Reply To: Gaulish, druidic festival survivals in French-speaking Europe?

The British Druid Order Forums BDO Public Forum Gaulish, druidic festival survivals in French-speaking Europe? Reply To: Gaulish, druidic festival survivals in French-speaking Europe?

#14206
Dowrgi
Participant

    Hi there,

    That’s also very interesting Dannorix. I wonder when the ten-night festival of Grannus was held? This inscription seems to be from the 1st century CE, therefore in a Romanised Gaul, but it’s interesting that the Gaulish office and title “vergobretus” is still being used. Limoges is not that far from the Auvergne and still within the Occitan-speaking area of France, too.

    On a sidenote: It always struck me as very odd that druids and neo-pagans spend so much time on the bogus calendar that Graves devised when we have the Coligny Calendar. It should be one of the centerpieces of druidic study, as it is one of the artefacts that contains actual untainted druidic knowledge and lore.

    I wholeheartedly concur. The obsession with tree calendars and even all kinds of “Celtic astrology” based thereon is a bit puzzling. Perhaps one of the reasons is that there is still uncertainty with regard to the Coligny calendar. In addition to which, with it being a lunisolar calendar working on five-year cycles with extra months and so on, it’s not the easiest to use.

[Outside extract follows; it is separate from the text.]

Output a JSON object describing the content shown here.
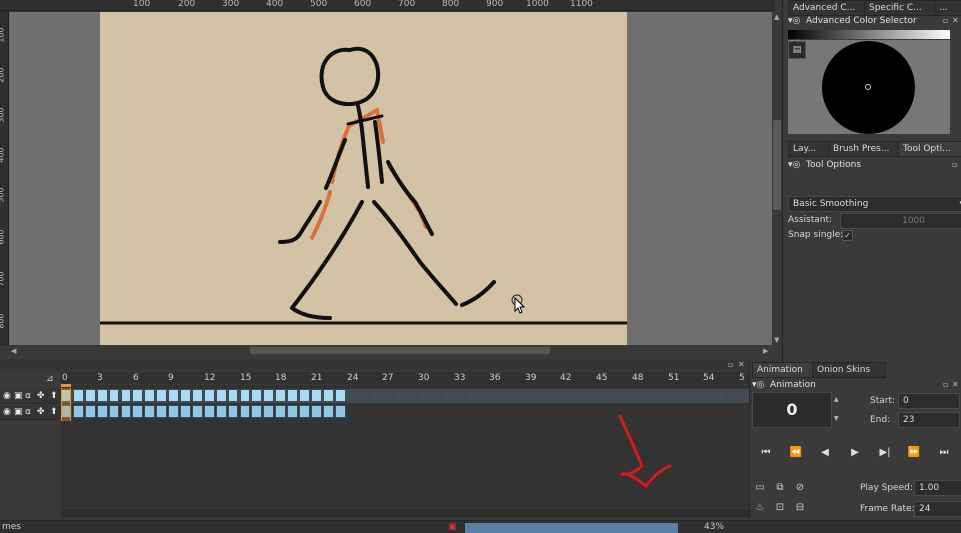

    The difficulty I often encounter with the Coligny calendar is that it’s very often assumed that Samonios is equivalent to Samhain, and really there isn’t all that much to back this up and, on the other hand, rather a lot of linguistic evidence to suggest otherwise. I believe Samonios was around the 1st of May, the word derives from the word for summer and this would make sense if Giamonios is indeed derived from the ancient Gaulish word for winter, a fact which linguistics would suggest.

    I don’t think there’s really any solid evidence to equate Gaulish Samonios with Gaelic Samhain. There’s also very little to suggest that the so-called “Celtic New Year”, at least in a pan-Celtic sense, was around 1st November. Given that the ancient Celtic peoples and the druids likely believed in a cyclical concept of time as opposed to a linear version, would the concept of a “new year” even have made much sense to them?

    It seems like anything to do with Celtic spirituality is fraught with assumptions and conjecture that somehow get morphed into “facts” and then embedded in common “knowledge”, and poor old Robert Graves’ legacy with The White Goddess is one of the culprits, let’s say, along with our old friend Iolo. 😀 I tend to be a little more sympathetic to Iolo as well, given the circumstances he found himself in.

    While we’re on the subject, it’s a bit like the assumption that there was an Irish goddess Danu when in actual fact this is merely a hypothesis based on an interpretation of Tuatha Dé Dannan. The oldest Irish manuscripts record Tuath(a) Dé – people(s) of (the) God; Dannan was only added later by Christian monks in order to avoid confusion with the Biblical peoples referred to in the same way. The Dannan part is open to a number of interpretations, including “of arts/skills” or even “of the (deep) earth”. In spite of this, it’s almost taken for granted that Danu existed and was an ancient Irish mother goddess, equivalent to the British Dôn, who is usually identified as a mother goddess figure yet at times was also considered a male figure, especially, it seems, by some 17th and 18th century Welsh scholars.

    So where does that leave us?

    Bennathow
    /|\